Grandmother had to be able to see the sky – even at night, when there was nothing to see. She said it was the same sky they had at home." Home is not Vladivostok, where she shares a house with her daughter and granddaughter, and is treated as senile, only speaking her native language when caught off-guard in the watches of the night. Her home is somewhere far distant in both time and space.
In Sofi Oksanen's novel, granddaughter Zara becomes intrigued by this nocturnal speech and learns the outlandish-seeming tongue of her own forebears. One day she will visit the country where it is the norm - together with rhubarb crumble, redcurrant nectar and beautiful legends. But when eventually Zara does go to Estonia - ironically in 1992, a year after independence - it is as a girl-on-the-run who has exchanged Russia for the terrifying, obscene slavery of the sex trade.
A further irony is that the place Zara comes to in Estonia is the old family home, lived in now by Aliide Truu, sister to her beloved grandmother. Zara has carried through many vicissitudes a photo of the two of them. But for Aliide this picture elicits no tender emotions, only dread that the cruel past is still alive.
The sisters hated one another, with a hatred inextricable from the impositions of the history through which they, ordinary country people, had to live. These two young women balanced expediency against longer-term hopes, loyalties against self-interest, desires against objectivity. Aliide, always the loser in any comparisons between herself and her pretty, practical, warm-hearted sister, long ago realised that, whatever course she decided on, it would not grant her the satisfactions she felt entitled to. Her nature is as complex as her predicament, and she commands the Goya-like landscape of this powerful, passionately wrought novel, with her bewildered great-niece as part-foil, part-unwitting mirror-image, part-victim.
The physical horrors Zara is subjected to – recalling Lukas Moodyson's film, Lilja 4-Ever - are dwarfed by the more protracted moral horrors of Aliide's betrayals. The 1940s in Estonia resemble a sandwich with all three sections poisoned: Soviet occupation after the Molotov-Ribbentrop pact was followed by German "liberation" (a second vicious occupation), and then Russian re-conquest and incorporation into the USSR. The Finnish-Estonian Oksanen presents her history in a series of vivid cameos. Their order defies conventional chronology but corresponds to an inner logic of association and feeling, and so builds up the more strongly to the emotionally shattering climax.
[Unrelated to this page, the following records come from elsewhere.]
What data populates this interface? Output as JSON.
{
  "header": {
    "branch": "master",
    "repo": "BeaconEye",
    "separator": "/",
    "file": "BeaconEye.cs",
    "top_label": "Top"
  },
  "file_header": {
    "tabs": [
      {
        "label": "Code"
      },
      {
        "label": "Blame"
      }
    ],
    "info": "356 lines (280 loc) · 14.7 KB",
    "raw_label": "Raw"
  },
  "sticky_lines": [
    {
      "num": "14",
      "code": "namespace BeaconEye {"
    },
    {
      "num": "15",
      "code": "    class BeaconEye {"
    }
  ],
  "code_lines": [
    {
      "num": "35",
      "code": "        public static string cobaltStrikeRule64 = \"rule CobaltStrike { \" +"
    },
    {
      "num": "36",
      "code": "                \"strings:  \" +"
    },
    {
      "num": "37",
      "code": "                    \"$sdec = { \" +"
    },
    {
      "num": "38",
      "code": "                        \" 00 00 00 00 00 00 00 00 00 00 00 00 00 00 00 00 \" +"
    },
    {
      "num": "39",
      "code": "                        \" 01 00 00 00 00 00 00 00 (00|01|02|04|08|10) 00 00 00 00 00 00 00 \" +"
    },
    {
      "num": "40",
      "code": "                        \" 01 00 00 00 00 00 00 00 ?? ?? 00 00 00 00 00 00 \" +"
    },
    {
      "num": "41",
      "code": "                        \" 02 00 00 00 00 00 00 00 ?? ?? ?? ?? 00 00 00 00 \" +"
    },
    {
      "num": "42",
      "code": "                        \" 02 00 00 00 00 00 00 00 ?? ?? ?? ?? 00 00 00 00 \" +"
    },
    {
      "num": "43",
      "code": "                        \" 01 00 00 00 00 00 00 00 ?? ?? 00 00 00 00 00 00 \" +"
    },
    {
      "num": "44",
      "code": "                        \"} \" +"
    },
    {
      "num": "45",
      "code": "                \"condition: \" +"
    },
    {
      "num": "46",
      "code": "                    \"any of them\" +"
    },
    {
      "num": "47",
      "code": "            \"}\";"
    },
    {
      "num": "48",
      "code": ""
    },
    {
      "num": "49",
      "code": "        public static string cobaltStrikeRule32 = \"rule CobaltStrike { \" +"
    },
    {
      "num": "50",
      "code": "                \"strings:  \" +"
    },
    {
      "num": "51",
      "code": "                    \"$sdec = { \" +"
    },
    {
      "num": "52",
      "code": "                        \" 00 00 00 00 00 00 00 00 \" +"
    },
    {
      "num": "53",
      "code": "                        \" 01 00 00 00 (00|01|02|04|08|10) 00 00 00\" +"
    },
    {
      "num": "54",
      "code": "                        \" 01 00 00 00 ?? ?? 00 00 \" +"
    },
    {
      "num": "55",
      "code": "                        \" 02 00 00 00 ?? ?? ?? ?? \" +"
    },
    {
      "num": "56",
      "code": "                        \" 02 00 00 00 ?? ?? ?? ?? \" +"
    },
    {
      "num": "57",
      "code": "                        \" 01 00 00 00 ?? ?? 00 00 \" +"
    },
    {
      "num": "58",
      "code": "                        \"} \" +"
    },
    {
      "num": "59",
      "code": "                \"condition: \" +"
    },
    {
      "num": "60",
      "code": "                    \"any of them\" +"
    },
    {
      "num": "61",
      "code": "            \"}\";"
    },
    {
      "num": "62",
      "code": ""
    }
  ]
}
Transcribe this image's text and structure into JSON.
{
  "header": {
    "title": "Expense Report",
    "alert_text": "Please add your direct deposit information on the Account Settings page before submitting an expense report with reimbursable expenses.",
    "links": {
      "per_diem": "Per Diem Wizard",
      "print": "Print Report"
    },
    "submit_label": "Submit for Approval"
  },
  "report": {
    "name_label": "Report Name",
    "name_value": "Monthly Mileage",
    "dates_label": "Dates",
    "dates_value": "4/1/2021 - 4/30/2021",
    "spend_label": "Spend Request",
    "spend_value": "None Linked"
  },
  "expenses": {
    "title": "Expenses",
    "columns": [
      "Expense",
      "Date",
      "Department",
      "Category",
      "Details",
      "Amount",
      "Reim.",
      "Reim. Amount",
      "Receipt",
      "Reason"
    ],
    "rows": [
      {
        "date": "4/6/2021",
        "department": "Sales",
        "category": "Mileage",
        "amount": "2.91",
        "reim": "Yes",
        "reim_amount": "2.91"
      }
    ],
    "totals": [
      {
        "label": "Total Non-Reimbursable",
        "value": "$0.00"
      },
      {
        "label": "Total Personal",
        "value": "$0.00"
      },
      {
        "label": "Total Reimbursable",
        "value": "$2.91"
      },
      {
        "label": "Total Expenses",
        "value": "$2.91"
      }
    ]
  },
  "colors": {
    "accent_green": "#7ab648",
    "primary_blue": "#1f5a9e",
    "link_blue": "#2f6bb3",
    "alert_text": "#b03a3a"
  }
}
The whole constitutes a metaphor for how deprivations of freedom never suppress our yearnings for it, yet these may take their own moral toll. Readers should brush up on Estonia's harsh 20th-century history to do proper justice to this extraordinary novel's unflinching scrutiny of heart and conscience operating in near-impossible circumstances.